This year’s Pride Award was presented to pioneering filmmaker Jenni Olson. Olson is one of the world’s leading experts on LGBT film history. Involved in every facet of the filmmaking world—archivist, film historian, writer, and more—Olson is also the producer of the documentary The Freedom to Marry shown at AIFF2017. This award is funded by the Equity Foundation.
The complete list of award-winning films follows:
Best Narrative Feature: My First Kiss and the People Involved
Gerald Hirschfeld Cinematography Awards: My First Kiss and the People Involved
Les Blank Award: Feature Length Documentary: Quest
Best Narrative Short Film: Last Leatherman of the Vale of Cashmere
Best Documentary Short: Kish
Best Editing: Feature Length Documentary: Abacus: Small Enough to Jail
Special Jury Recognition: Documentary Short: The Boatman
Special Jury Recognition: Narrative Short: Black Canaries
Special Jury Recognition: Documentary Feature: Whose Streets?
Special Jury Recognition: Documentary Editing: I Am Another You
Special Jury Recognition: Narrative Feature: The Missing Sun
Special Jury Award: Narrative Feature Cinematography: Cortez
Varsity Audience Award: Narrative Feature: Pushing Dead
Rogue Creamery Audience Award: Feature Length Documentary: City of Joy
Jim Teece Audience Award: Narrative Short: Plea
Audience Award: Documentary Short: The Tables
Lifetime Achievement Award: James Ivory
Rogue Award: Alex Cox
Faerie Godmother Award: Rachel Lambert
Pride Award: Jenni Olson
Indie Institutions: Zeitgeist Films and Skylight
Nicalis Inc., developer and publisher of such video games as Cave Story, 1001 Spikes and The Binding of Isaac: Afterbirth+, announced today that it has acquired two talented and diverse game development studios: Irvine, California-based SuperVillain Studios and Cowboy Color of Eugene, Oregon.
Cowboy Color was founded in 2015, but in less than two years its team has produced a surprising number of retro-inspired games, including Legend of Ball, Handsome Mr. Frog and the frenetic multiplayer deathmatch game ChargeShot. “Becoming a part of Nicalis… it’s a perfect fit,” says Cowboy Color’s founder Britt Brady.
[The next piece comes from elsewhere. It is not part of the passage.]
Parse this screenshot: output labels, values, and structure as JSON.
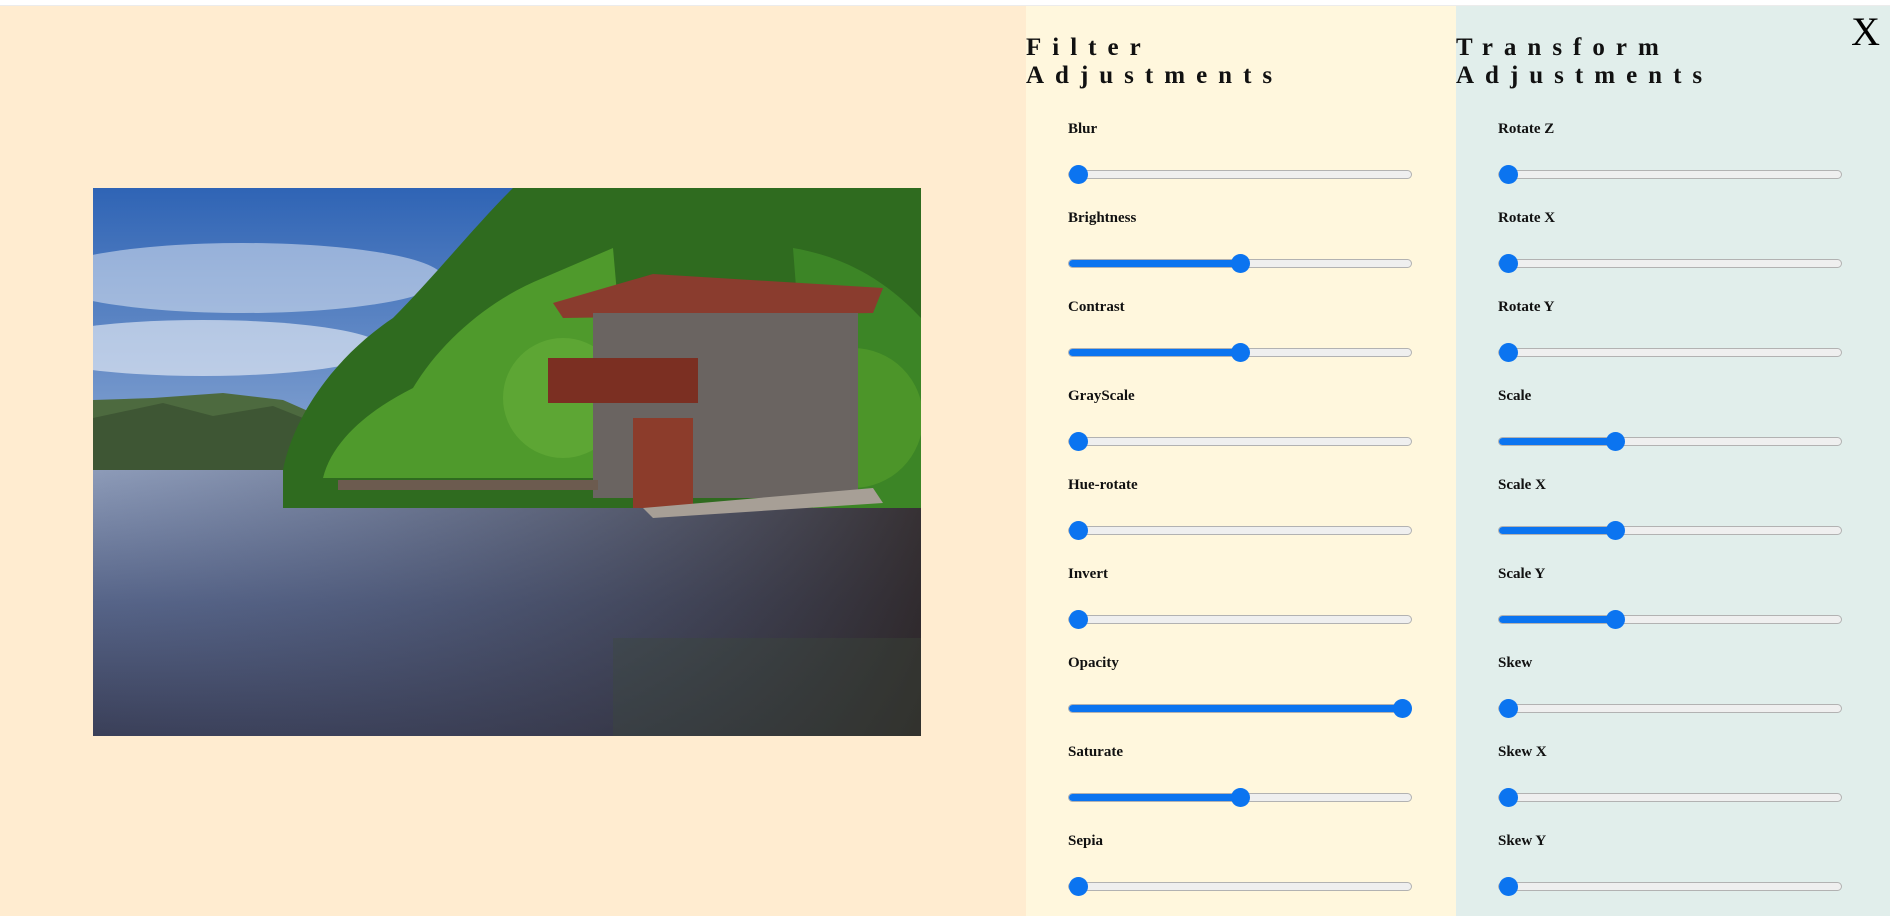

Cullen Dwyer, also a founder of the studio, adds, “It’s a great honor to be in the company of games like Cave Story and 1001 Spikes.”
Behind the scenes, the Oregon animation studio, LAIKA, is an amazing collection of animators, artists, cutting-edge tech, and good, old-fashioned story-telling, and this fall you will be able to explore LAIKA’s “creative process” from start to finish at the Portland Art Museum.
For more information look here, the exhibit opens October 14, 2017-May 20, 2018.